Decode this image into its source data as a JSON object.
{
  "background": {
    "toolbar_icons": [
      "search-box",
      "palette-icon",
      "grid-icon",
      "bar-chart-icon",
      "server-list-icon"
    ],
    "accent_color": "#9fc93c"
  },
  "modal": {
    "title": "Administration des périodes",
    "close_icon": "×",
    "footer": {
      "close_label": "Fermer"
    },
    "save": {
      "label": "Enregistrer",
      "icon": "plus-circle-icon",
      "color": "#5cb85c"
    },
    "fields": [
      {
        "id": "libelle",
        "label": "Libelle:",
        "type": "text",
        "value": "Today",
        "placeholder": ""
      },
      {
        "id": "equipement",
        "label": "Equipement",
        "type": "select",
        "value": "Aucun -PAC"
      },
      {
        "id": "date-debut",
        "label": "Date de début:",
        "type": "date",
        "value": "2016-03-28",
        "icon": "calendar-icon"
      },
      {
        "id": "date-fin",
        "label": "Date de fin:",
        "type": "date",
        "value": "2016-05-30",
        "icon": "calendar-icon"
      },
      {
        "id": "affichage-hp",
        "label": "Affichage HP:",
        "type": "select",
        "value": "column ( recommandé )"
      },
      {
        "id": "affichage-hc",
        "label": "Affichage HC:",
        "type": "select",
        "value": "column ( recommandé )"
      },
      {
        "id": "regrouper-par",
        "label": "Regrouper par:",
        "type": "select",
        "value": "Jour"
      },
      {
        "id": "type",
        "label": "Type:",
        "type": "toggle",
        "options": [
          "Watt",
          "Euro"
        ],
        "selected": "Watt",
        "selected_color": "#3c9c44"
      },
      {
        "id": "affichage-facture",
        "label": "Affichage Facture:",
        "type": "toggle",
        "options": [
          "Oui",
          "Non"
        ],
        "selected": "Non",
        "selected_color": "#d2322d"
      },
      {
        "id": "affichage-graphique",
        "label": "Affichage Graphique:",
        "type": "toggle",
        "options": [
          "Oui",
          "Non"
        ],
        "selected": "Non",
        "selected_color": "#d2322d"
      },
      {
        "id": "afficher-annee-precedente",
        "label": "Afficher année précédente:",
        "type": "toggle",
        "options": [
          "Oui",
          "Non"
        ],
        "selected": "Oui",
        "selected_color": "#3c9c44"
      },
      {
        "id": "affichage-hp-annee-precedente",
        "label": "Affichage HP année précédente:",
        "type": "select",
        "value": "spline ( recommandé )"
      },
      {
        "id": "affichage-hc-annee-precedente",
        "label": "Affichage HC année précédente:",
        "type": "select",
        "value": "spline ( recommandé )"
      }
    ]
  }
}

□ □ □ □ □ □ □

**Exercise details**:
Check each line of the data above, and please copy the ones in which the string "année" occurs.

**Written response**:
        "label": "Afficher année précédente:",
        "label": "Affichage HP année précédente:",
        "label": "Affichage HC année précédente:",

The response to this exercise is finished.